(Task description) Which lines have the string "letter"? Copy all of them from the entries below.

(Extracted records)
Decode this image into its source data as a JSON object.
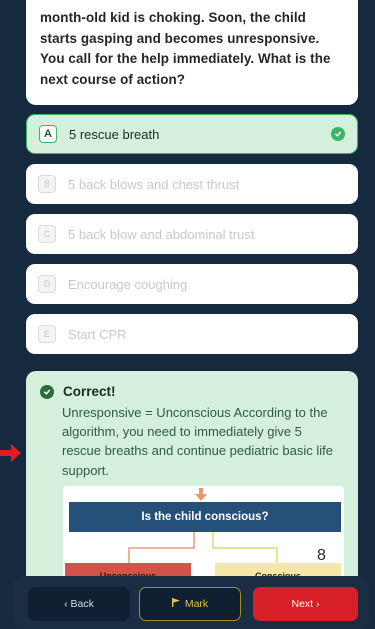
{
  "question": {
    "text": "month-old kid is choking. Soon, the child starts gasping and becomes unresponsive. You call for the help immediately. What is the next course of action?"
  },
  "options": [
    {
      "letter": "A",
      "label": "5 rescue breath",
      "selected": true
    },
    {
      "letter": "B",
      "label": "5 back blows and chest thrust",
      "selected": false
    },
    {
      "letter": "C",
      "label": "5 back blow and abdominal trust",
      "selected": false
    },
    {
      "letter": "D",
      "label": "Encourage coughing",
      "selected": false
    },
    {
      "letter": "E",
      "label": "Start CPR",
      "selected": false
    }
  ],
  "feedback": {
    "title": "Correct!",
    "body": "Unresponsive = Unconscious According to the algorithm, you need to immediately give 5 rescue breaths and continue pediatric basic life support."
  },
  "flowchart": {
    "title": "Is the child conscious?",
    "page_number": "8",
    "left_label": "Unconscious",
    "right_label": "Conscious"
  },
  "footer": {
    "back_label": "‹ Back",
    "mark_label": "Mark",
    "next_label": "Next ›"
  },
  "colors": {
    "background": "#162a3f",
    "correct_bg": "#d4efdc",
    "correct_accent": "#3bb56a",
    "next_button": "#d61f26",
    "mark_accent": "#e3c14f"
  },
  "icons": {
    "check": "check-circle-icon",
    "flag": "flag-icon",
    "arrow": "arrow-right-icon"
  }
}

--

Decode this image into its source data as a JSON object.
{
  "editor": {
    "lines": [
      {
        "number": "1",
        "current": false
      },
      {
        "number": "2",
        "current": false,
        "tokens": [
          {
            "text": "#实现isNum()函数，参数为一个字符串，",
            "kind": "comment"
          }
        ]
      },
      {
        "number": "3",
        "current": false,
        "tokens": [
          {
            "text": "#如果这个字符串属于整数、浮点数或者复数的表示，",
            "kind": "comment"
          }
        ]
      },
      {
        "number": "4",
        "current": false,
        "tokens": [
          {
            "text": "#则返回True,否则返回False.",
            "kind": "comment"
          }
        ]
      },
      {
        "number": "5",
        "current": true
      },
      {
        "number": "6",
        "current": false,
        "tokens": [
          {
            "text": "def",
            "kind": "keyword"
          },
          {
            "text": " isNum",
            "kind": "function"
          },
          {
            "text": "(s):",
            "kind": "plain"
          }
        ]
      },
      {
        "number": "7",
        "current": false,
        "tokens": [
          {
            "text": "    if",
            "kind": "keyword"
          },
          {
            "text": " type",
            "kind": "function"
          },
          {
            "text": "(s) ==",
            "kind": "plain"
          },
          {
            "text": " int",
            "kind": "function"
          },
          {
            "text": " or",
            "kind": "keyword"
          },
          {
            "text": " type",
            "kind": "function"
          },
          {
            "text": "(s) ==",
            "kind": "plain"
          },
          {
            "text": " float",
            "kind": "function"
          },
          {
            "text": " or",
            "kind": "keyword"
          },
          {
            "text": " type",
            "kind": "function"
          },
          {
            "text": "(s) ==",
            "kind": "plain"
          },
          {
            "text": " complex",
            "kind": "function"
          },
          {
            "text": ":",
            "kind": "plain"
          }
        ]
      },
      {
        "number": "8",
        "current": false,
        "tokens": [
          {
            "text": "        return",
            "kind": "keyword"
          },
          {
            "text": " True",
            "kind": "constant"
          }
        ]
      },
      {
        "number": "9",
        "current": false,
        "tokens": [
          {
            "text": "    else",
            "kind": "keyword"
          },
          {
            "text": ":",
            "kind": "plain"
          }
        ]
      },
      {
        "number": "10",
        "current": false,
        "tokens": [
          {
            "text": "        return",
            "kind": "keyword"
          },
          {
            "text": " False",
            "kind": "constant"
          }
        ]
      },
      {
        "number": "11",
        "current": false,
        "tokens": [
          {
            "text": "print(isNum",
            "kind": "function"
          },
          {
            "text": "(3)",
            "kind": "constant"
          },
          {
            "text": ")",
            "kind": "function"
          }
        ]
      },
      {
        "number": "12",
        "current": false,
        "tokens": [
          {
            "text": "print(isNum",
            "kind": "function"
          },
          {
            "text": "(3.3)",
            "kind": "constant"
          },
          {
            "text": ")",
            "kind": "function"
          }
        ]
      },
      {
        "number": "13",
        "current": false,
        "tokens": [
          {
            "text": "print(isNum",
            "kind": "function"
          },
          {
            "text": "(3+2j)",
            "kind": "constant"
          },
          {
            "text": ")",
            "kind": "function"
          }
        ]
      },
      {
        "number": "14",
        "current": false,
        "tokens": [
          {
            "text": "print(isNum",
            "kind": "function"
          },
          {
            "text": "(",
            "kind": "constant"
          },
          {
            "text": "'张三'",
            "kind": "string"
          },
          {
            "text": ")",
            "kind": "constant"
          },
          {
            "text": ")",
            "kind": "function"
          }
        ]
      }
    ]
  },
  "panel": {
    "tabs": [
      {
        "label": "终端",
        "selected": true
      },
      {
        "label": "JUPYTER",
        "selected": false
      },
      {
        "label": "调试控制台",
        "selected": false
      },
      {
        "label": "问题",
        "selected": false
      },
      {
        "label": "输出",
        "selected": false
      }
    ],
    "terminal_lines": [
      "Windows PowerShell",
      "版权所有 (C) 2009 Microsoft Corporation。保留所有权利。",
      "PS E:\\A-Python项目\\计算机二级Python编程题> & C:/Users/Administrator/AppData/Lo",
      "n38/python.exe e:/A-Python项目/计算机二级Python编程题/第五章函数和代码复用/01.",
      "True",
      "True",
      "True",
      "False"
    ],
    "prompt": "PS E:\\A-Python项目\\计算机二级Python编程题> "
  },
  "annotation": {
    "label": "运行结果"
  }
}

(Answer space)
      "letter": "A",
      "letter": "B",
      "letter": "C",
      "letter": "D",
      "letter": "E",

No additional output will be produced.